→ Exercise data

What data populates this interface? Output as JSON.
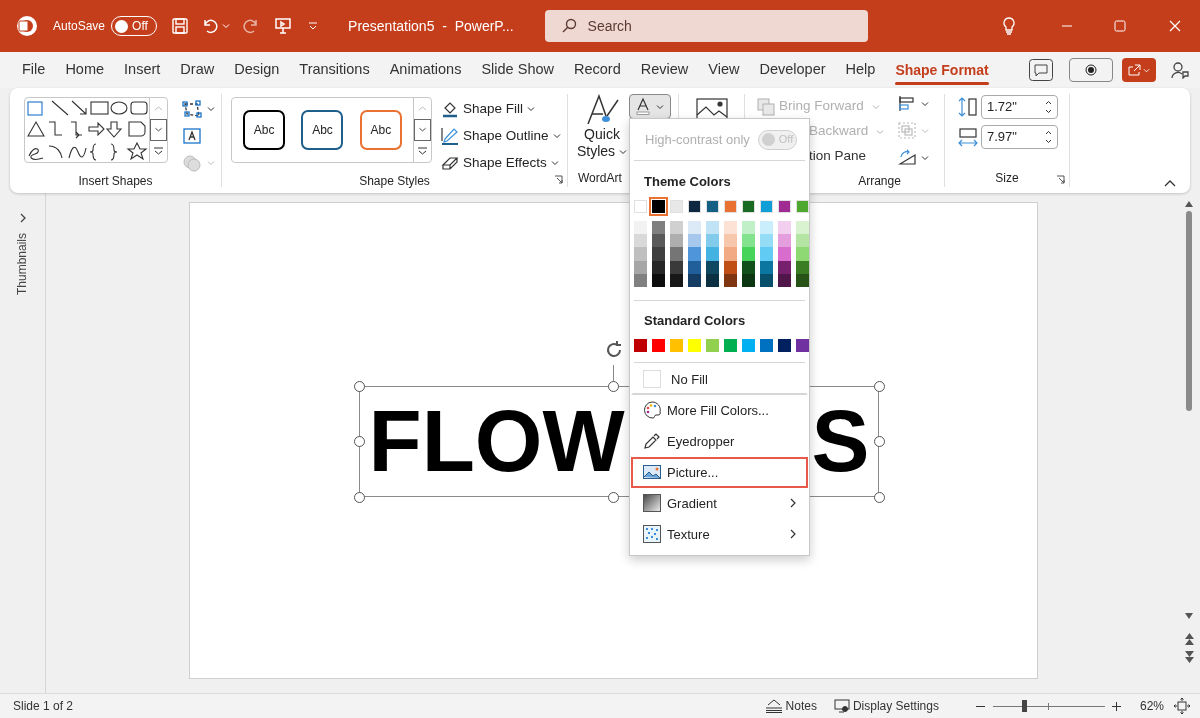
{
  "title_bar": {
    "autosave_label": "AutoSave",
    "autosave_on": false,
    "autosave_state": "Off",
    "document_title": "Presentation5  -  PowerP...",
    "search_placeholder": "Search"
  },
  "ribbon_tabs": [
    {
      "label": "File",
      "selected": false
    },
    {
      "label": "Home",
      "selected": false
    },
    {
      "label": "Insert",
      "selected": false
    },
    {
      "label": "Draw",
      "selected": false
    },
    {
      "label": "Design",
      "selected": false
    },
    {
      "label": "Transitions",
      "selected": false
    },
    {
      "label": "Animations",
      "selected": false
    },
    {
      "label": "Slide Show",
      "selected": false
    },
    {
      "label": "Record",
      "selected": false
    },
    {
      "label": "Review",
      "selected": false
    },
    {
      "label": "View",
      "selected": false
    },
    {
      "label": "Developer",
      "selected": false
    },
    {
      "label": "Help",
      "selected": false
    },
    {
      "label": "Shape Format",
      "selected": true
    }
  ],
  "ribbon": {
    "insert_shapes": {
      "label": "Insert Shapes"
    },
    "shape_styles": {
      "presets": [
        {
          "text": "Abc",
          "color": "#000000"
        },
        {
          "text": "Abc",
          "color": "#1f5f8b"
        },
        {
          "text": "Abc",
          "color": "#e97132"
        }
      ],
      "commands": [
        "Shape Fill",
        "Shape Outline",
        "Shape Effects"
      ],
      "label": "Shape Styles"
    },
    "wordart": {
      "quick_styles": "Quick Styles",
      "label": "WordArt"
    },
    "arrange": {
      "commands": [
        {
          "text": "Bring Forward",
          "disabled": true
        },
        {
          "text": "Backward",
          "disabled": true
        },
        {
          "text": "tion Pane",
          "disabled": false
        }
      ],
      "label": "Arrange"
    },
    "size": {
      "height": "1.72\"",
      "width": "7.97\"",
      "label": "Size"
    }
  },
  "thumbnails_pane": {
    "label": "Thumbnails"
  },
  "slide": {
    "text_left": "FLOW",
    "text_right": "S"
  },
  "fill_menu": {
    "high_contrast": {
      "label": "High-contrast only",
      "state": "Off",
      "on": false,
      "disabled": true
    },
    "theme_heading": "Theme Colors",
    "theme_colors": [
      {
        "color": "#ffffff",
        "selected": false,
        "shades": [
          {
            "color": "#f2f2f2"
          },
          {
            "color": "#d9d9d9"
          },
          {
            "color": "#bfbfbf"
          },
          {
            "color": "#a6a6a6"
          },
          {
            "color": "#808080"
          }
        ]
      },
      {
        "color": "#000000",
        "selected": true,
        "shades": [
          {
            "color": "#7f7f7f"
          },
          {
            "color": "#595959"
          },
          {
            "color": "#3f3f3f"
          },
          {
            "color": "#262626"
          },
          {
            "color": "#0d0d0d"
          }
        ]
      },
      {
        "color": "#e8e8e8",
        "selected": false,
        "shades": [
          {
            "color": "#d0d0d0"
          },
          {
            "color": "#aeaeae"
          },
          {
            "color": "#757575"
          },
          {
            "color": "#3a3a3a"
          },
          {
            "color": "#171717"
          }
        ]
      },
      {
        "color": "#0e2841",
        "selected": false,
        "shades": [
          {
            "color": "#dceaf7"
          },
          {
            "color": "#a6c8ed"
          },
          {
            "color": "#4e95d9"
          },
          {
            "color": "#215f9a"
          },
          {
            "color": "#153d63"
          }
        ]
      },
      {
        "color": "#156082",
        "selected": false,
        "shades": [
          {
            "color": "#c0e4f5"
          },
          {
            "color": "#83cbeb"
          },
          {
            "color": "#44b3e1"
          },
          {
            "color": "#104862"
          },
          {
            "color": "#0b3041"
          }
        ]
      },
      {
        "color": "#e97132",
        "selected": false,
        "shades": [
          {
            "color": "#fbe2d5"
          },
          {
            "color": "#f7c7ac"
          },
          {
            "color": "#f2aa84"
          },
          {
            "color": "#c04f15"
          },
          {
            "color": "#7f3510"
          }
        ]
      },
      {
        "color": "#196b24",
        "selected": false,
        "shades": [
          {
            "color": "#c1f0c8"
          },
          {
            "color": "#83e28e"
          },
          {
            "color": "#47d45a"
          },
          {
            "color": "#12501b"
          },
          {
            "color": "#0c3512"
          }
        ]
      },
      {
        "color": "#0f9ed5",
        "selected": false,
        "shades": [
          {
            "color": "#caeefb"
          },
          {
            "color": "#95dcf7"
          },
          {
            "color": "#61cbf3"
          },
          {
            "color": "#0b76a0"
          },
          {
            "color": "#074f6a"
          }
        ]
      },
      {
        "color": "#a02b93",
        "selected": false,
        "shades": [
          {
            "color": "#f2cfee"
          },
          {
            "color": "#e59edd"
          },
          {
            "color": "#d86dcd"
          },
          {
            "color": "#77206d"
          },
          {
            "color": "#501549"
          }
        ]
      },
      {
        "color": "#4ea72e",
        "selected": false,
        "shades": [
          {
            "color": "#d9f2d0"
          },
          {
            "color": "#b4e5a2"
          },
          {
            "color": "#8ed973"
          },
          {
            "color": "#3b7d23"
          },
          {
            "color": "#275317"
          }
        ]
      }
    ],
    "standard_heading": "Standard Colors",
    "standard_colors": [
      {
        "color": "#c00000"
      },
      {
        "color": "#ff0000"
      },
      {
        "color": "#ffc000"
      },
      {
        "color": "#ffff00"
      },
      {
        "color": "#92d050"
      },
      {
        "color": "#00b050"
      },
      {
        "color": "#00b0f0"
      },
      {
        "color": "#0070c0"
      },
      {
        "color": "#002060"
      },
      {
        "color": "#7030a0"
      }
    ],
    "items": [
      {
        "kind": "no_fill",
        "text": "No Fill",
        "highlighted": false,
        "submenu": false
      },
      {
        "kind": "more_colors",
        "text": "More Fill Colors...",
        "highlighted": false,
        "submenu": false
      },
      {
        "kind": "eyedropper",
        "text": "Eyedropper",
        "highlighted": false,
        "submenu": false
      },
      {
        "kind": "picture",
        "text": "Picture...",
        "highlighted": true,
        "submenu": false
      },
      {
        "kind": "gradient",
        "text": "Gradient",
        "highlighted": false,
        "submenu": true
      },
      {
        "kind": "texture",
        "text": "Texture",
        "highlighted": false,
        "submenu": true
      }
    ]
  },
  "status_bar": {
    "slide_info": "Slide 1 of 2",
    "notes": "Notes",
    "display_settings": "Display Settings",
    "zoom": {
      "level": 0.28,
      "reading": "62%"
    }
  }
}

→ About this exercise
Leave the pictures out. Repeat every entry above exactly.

→ Exercise result
What data populates this interface? Output as JSON.
{
  "title_bar": {
    "autosave_label": "AutoSave",
    "autosave_on": false,
    "autosave_state": "Off",
    "document_title": "Presentation5  -  PowerP...",
    "search_placeholder": "Search"
  },
  "ribbon_tabs": [
    {
      "label": "File",
      "selected": false
    },
    {
      "label": "Home",
      "selected": false
    },
    {
      "label": "Insert",
      "selected": false
    },
    {
      "label": "Draw",
      "selected": false
    },
    {
      "label": "Design",
      "selected": false
    },
    {
      "label": "Transitions",
      "selected": false
    },
    {
      "label": "Animations",
      "selected": false
    },
    {
      "label": "Slide Show",
      "selected": false
    },
    {
      "label": "Record",
      "selected": false
    },
    {
      "label": "Review",
      "selected": false
    },
    {
      "label": "View",
      "selected": false
    },
    {
      "label": "Developer",
      "selected": false
    },
    {
      "label": "Help",
      "selected": false
    },
    {
      "label": "Shape Format",
      "selected": true
    }
  ],
  "ribbon": {
    "insert_shapes": {
      "label": "Insert Shapes"
    },
    "shape_styles": {
      "presets": [
        {
          "text": "Abc",
          "color": "#000000"
        },
        {
          "text": "Abc",
          "color": "#1f5f8b"
        },
        {
          "text": "Abc",
          "color": "#e97132"
        }
      ],
      "commands": [
        "Shape Fill",
        "Shape Outline",
        "Shape Effects"
      ],
      "label": "Shape Styles"
    },
    "wordart": {
      "quick_styles": "Quick Styles",
      "label": "WordArt"
    },
    "arrange": {
      "commands": [
        {
          "text": "Bring Forward",
          "disabled": true
        },
        {
          "text": "Backward",
          "disabled": true
        },
        {
          "text": "tion Pane",
          "disabled": false
        }
      ],
      "label": "Arrange"
    },
    "size": {
      "height": "1.72\"",
      "width": "7.97\"",
      "label": "Size"
    }
  },
  "thumbnails_pane": {
    "label": "Thumbnails"
  },
  "slide": {
    "text_left": "FLOW",
    "text_right": "S"
  },
  "fill_menu": {
    "high_contrast": {
      "label": "High-contrast only",
      "state": "Off",
      "on": false,
      "disabled": true
    },
    "theme_heading": "Theme Colors",
    "theme_colors": [
      {
        "color": "#ffffff",
        "selected": false,
        "shades": [
          {
            "color": "#f2f2f2"
          },
          {
            "color": "#d9d9d9"
          },
          {
            "color": "#bfbfbf"
          },
          {
            "color": "#a6a6a6"
          },
          {
            "color": "#808080"
          }
        ]
      },
      {
        "color": "#000000",
        "selected": true,
        "shades": [
          {
            "color": "#7f7f7f"
          },
          {
            "color": "#595959"
          },
          {
            "color": "#3f3f3f"
          },
          {
            "color": "#262626"
          },
          {
            "color": "#0d0d0d"
          }
        ]
      },
      {
        "color": "#e8e8e8",
        "selected": false,
        "shades": [
          {
            "color": "#d0d0d0"
          },
          {
            "color": "#aeaeae"
          },
          {
            "color": "#757575"
          },
          {
            "color": "#3a3a3a"
          },
          {
            "color": "#171717"
          }
        ]
      },
      {
        "color": "#0e2841",
        "selected": false,
        "shades": [
          {
            "color": "#dceaf7"
          },
          {
            "color": "#a6c8ed"
          },
          {
            "color": "#4e95d9"
          },
          {
            "color": "#215f9a"
          },
          {
            "color": "#153d63"
          }
        ]
      },
      {
        "color": "#156082",
        "selected": false,
        "shades": [
          {
            "color": "#c0e4f5"
          },
          {
            "color": "#83cbeb"
          },
          {
            "color": "#44b3e1"
          },
          {
            "color": "#104862"
          },
          {
            "color": "#0b3041"
          }
        ]
      },
      {
        "color": "#e97132",
        "selected": false,
        "shades": [
          {
            "color": "#fbe2d5"
          },
          {
            "color": "#f7c7ac"
          },
          {
            "color": "#f2aa84"
          },
          {
            "color": "#c04f15"
          },
          {
            "color": "#7f3510"
          }
        ]
      },
      {
        "color": "#196b24",
        "selected": false,
        "shades": [
          {
            "color": "#c1f0c8"
          },
          {
            "color": "#83e28e"
          },
          {
            "color": "#47d45a"
          },
          {
            "color": "#12501b"
          },
          {
            "color": "#0c3512"
          }
        ]
      },
      {
        "color": "#0f9ed5",
        "selected": false,
        "shades": [
          {
            "color": "#caeefb"
          },
          {
            "color": "#95dcf7"
          },
          {
            "color": "#61cbf3"
          },
          {
            "color": "#0b76a0"
          },
          {
            "color": "#074f6a"
          }
        ]
      },
      {
        "color": "#a02b93",
        "selected": false,
        "shades": [
          {
            "color": "#f2cfee"
          },
          {
            "color": "#e59edd"
          },
          {
            "color": "#d86dcd"
          },
          {
            "color": "#77206d"
          },
          {
            "color": "#501549"
          }
        ]
      },
      {
        "color": "#4ea72e",
        "selected": false,
        "shades": [
          {
            "color": "#d9f2d0"
          },
          {
            "color": "#b4e5a2"
          },
          {
            "color": "#8ed973"
          },
          {
            "color": "#3b7d23"
          },
          {
            "color": "#275317"
          }
        ]
      }
    ],
    "standard_heading": "Standard Colors",
    "standard_colors": [
      {
        "color": "#c00000"
      },
      {
        "color": "#ff0000"
      },
      {
        "color": "#ffc000"
      },
      {
        "color": "#ffff00"
      },
      {
        "color": "#92d050"
      },
      {
        "color": "#00b050"
      },
      {
        "color": "#00b0f0"
      },
      {
        "color": "#0070c0"
      },
      {
        "color": "#002060"
      },
      {
        "color": "#7030a0"
      }
    ],
    "items": [
      {
        "kind": "no_fill",
        "text": "No Fill",
        "highlighted": false,
        "submenu": false
      },
      {
        "kind": "more_colors",
        "text": "More Fill Colors...",
        "highlighted": false,
        "submenu": false
      },
      {
        "kind": "eyedropper",
        "text": "Eyedropper",
        "highlighted": false,
        "submenu": false
      },
      {
        "kind": "picture",
        "text": "Picture...",
        "highlighted": true,
        "submenu": false
      },
      {
        "kind": "gradient",
        "text": "Gradient",
        "highlighted": false,
        "submenu": true
      },
      {
        "kind": "texture",
        "text": "Texture",
        "highlighted": false,
        "submenu": true
      }
    ]
  },
  "status_bar": {
    "slide_info": "Slide 1 of 2",
    "notes": "Notes",
    "display_settings": "Display Settings",
    "zoom": {
      "level": 0.28,
      "reading": "62%"
    }
  }
}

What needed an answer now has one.